[Brief]
Write out all of the records, keeping each one exactly as written.

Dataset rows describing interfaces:
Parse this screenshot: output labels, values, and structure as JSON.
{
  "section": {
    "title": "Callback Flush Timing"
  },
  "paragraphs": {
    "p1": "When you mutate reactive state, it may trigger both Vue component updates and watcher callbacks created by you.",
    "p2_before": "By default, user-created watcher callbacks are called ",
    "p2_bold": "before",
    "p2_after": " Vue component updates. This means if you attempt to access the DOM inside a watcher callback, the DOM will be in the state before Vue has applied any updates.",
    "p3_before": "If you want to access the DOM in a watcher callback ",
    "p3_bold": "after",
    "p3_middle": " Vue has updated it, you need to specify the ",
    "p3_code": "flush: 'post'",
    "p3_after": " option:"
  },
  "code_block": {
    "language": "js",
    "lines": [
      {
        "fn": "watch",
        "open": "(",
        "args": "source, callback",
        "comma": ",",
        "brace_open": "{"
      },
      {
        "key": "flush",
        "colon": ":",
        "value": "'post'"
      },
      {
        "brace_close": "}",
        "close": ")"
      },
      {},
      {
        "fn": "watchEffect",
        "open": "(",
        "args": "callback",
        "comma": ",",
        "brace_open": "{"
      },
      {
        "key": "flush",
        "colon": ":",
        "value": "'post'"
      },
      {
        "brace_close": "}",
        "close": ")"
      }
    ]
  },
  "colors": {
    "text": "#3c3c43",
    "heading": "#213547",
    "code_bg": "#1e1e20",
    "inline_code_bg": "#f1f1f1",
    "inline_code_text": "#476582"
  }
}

[Answer below]
Parse this screenshot: output labels, values, and structure as JSON.
{
  "section": {
    "title": "Callback Flush Timing"
  },
  "paragraphs": {
    "p1": "When you mutate reactive state, it may trigger both Vue component updates and watcher callbacks created by you.",
    "p2_before": "By default, user-created watcher callbacks are called ",
    "p2_bold": "before",
    "p2_after": " Vue component updates. This means if you attempt to access the DOM inside a watcher callback, the DOM will be in the state before Vue has applied any updates.",
    "p3_before": "If you want to access the DOM in a watcher callback ",
    "p3_bold": "after",
    "p3_middle": " Vue has updated it, you need to specify the ",
    "p3_code": "flush: 'post'",
    "p3_after": " option:"
  },
  "code_block": {
    "language": "js",
    "lines": [
      {
        "fn": "watch",
        "open": "(",
        "args": "source, callback",
        "comma": ",",
        "brace_open": "{"
      },
      {
        "key": "flush",
        "colon": ":",
        "value": "'post'"
      },
      {
        "brace_close": "}",
        "close": ")"
      },
      {},
      {
        "fn": "watchEffect",
        "open": "(",
        "args": "callback",
        "comma": ",",
        "brace_open": "{"
      },
      {
        "key": "flush",
        "colon": ":",
        "value": "'post'"
      },
      {
        "brace_close": "}",
        "close": ")"
      }
    ]
  },
  "colors": {
    "text": "#3c3c43",
    "heading": "#213547",
    "code_bg": "#1e1e20",
    "inline_code_bg": "#f1f1f1",
    "inline_code_text": "#476582"
  }
}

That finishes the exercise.